Prime Rib is a perfect Valentine dinner!
I am a great cook, but… Prime Rib is my nemesis. The first time that I cooked a real Prime Rib, it was good. I googled a recipe and kept it simple. When I go out for a special dinner, I often order Prime Rib because it is almost always better than mine.
Recently I went to the Montana Beef Council website. Heck if anyone knows how to cook a proper Prime Rib, it must be them. They have a YouTube series called Cowboy in the Kitchen. Great cooks and fishermen/ hunters are visual learners, so a video really helps us.

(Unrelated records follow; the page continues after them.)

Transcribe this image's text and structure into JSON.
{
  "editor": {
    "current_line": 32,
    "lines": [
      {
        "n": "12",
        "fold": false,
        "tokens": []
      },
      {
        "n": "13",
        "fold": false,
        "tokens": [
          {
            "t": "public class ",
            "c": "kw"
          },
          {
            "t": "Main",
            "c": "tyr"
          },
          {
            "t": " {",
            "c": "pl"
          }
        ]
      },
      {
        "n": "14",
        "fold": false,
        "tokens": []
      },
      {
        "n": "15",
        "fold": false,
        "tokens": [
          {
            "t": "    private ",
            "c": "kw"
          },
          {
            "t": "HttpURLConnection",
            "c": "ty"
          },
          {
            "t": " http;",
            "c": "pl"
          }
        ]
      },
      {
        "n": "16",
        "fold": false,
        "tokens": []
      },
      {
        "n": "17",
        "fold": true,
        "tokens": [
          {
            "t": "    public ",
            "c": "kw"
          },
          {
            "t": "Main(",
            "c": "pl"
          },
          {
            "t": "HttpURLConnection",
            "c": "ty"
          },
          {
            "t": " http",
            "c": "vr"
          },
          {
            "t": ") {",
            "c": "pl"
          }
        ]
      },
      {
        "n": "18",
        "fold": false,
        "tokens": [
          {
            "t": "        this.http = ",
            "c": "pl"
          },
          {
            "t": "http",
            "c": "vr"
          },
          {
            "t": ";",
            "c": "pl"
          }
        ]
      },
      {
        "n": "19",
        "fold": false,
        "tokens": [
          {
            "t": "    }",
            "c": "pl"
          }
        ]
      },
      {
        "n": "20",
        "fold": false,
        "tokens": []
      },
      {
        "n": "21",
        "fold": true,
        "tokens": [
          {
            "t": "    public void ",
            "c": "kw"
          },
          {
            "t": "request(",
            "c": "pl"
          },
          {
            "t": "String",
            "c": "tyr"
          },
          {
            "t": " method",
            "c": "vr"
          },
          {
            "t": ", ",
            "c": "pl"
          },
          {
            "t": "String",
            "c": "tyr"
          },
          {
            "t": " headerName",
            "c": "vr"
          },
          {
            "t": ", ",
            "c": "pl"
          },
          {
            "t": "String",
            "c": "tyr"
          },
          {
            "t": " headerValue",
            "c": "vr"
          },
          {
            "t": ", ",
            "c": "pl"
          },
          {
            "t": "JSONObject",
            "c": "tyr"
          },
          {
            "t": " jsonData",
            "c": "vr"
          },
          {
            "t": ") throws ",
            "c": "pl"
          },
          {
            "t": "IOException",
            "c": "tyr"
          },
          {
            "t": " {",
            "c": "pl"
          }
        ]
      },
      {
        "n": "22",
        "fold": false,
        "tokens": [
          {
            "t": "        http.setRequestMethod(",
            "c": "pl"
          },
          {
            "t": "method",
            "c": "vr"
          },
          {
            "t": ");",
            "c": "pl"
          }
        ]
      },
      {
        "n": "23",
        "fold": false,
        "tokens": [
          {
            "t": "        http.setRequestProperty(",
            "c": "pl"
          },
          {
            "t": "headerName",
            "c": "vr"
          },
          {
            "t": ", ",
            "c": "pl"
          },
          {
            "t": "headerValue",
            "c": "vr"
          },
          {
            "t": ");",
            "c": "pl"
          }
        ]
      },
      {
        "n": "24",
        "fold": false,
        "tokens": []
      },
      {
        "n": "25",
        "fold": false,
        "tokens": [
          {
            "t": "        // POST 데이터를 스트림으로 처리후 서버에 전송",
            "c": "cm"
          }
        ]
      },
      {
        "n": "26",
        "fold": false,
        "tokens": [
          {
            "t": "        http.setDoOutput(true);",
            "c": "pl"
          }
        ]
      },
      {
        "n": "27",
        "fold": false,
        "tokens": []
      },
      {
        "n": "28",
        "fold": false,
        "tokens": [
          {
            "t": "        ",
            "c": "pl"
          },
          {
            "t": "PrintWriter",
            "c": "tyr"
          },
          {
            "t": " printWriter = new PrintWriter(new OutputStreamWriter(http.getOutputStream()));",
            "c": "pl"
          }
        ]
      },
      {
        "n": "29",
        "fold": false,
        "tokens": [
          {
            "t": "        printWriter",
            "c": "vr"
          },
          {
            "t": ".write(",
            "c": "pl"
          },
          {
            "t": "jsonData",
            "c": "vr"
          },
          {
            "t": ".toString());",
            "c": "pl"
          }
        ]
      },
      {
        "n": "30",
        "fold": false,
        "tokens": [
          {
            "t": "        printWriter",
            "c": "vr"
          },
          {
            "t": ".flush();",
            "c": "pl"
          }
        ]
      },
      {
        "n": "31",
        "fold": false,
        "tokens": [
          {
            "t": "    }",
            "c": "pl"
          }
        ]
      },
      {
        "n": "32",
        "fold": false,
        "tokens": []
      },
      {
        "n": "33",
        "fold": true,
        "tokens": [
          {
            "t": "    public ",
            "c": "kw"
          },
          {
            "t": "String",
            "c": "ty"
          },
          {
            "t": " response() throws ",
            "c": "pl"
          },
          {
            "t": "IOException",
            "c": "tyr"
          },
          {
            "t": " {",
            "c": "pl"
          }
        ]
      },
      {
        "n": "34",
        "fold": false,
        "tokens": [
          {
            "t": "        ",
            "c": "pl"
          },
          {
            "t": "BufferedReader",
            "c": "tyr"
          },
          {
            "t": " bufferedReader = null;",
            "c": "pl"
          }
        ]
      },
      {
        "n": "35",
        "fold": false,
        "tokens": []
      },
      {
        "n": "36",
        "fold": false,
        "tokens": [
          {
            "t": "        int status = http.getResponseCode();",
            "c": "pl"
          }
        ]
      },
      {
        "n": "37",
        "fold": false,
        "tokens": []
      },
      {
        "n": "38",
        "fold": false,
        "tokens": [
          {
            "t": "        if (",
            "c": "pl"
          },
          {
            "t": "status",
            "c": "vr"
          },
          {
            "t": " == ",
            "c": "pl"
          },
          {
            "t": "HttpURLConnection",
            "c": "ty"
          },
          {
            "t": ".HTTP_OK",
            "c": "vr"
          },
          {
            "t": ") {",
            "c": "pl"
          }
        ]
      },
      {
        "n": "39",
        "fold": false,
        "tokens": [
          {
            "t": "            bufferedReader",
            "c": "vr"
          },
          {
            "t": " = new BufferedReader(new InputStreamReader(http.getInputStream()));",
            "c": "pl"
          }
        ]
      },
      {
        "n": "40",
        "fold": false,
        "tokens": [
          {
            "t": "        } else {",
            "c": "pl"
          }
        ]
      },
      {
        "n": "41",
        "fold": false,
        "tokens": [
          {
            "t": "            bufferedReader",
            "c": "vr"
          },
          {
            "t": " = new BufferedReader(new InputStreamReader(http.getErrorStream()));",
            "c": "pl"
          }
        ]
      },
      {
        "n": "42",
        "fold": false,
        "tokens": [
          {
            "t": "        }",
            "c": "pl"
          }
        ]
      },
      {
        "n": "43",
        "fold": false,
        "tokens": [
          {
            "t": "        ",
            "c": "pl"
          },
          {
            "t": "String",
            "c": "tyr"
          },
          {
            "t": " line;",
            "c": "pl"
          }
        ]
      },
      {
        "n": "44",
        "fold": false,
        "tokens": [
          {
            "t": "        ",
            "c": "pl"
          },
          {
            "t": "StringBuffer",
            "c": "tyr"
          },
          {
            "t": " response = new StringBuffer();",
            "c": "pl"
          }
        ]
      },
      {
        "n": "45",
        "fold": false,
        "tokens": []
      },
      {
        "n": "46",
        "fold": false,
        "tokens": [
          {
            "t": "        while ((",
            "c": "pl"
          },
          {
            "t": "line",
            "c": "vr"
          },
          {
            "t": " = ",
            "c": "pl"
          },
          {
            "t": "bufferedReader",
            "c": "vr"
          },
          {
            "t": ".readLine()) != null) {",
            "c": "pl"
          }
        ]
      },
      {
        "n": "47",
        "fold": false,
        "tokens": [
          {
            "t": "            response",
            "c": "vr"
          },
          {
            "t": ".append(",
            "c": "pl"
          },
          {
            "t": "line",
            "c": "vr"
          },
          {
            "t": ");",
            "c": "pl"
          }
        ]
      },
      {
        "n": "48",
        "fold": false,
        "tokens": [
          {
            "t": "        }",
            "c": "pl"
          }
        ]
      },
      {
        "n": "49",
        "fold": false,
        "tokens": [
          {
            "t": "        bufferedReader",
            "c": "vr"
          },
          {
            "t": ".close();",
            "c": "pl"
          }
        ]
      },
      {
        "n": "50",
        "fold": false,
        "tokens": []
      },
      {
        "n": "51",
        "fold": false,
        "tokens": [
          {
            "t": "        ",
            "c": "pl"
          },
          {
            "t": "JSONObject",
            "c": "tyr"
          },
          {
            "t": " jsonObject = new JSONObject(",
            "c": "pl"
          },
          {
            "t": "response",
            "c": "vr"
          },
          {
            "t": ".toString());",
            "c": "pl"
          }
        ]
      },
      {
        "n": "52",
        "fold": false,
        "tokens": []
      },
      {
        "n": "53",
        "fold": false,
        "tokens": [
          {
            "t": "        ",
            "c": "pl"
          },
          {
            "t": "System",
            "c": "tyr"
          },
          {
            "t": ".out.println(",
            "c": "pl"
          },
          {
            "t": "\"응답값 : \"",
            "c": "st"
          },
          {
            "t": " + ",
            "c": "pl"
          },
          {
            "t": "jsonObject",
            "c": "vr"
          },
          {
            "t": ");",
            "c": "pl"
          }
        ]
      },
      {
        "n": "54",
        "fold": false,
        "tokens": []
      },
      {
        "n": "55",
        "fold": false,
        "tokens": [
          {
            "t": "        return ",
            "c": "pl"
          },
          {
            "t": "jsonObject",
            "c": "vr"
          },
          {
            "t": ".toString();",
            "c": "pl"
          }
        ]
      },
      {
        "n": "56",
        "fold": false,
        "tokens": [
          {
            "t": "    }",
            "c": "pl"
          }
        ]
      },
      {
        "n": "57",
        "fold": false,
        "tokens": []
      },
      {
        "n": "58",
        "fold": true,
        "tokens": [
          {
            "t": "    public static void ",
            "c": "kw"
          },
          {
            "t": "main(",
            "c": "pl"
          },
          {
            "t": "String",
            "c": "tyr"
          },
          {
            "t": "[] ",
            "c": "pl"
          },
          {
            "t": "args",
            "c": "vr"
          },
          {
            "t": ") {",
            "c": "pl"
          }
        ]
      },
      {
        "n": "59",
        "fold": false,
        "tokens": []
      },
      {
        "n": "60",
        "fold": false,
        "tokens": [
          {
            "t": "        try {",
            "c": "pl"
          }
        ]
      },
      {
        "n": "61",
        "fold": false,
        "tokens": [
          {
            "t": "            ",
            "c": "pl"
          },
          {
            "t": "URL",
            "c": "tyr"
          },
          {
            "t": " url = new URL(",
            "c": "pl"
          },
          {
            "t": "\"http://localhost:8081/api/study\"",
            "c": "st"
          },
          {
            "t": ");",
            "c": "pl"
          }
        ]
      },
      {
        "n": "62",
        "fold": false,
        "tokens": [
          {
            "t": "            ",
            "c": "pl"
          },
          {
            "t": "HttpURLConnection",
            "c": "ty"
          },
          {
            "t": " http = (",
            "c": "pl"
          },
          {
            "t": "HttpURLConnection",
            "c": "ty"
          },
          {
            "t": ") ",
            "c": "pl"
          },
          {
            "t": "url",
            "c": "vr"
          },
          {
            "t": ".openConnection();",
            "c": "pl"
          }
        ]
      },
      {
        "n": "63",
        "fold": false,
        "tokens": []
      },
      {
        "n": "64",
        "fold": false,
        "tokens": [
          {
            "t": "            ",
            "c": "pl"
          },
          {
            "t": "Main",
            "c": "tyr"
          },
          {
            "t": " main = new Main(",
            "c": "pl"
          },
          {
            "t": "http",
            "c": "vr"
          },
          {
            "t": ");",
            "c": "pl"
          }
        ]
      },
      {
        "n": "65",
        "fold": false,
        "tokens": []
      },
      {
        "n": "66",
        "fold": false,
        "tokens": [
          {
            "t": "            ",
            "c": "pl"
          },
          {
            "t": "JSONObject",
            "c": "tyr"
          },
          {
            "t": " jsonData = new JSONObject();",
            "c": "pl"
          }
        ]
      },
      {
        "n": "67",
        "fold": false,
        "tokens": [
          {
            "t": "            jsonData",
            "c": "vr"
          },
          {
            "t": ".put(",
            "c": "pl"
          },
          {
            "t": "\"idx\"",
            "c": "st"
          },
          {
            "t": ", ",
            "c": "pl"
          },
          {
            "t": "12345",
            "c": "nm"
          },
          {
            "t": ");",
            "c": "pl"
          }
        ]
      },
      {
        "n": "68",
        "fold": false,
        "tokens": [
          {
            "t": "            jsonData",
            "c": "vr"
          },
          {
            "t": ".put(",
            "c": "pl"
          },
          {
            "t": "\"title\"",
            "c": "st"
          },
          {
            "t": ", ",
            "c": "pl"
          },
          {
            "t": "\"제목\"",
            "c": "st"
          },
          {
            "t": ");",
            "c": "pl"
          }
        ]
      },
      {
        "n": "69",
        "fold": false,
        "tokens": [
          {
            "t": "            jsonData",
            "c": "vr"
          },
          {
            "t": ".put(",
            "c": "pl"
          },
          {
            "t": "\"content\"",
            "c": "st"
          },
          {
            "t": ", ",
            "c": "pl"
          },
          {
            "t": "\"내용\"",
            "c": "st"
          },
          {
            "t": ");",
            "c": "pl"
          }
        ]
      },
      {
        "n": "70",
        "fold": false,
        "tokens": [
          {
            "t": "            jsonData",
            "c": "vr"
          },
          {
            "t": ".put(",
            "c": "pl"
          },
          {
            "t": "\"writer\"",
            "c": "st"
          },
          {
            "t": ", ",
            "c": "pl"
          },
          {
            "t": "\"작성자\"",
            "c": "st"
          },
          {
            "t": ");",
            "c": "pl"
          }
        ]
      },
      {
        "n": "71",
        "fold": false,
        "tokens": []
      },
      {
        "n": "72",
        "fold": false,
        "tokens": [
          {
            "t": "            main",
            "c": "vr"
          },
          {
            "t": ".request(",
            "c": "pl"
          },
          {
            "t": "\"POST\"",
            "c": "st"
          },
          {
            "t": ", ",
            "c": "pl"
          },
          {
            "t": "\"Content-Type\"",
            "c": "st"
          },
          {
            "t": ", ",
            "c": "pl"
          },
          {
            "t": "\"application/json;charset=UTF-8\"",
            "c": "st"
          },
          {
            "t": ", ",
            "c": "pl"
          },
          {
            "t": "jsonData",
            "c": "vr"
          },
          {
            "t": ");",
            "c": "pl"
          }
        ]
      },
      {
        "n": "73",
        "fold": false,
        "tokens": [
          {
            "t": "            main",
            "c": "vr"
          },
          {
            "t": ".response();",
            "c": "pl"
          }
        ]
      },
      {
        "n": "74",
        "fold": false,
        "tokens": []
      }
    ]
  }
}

It turns out that there are several steps to making a proper Prime Rib. First you need to carve off most of the fat cap. This extra fat can ruin the beef flavor. Save the meat trimmings for sausage or… Remove excess silver skin and connective tissue. A filet knife works well for this. Trim the ends and flatten the rib end side. Figure on 1 lb. per person when planning your meal.
Ribeye steaks are sliced from the Prime Rib. Cut steaks when the meat is cold from the fridge. When prepping the Prime Rib, room temperature is best. Use a wide, sharp knife.
Seasoning is a personal and often secret process. First cover the meat in a Mustard rub. Combine 2 of your favorite Mustards. Use a Dijon, and Horseradish Mustard mix. A few tablespoons of each will do the trick. You can buy Prime Rib blends or make your own. Put on a rubber glove and smear the rub into the meat on all sides.
Roasting needs to be slow and low. Check on what you prefer since Smoker Grills, Charcoal, and ovens are all different. Basically, you want the center of the roast to e around 115 degrees. Let the meat roast for 10 minutes and slice off portions as needed. Usually, the knife blade width will determine the weight. Normally, 14-20 oz is desirable. The thicker the amount of mustard and spice, the thicker the bark.
The ends will be most done. The center is most rare. Slice the meat accordingly.
For more Montana Grant, find him learning to cook at www.montanagrantfishing.com.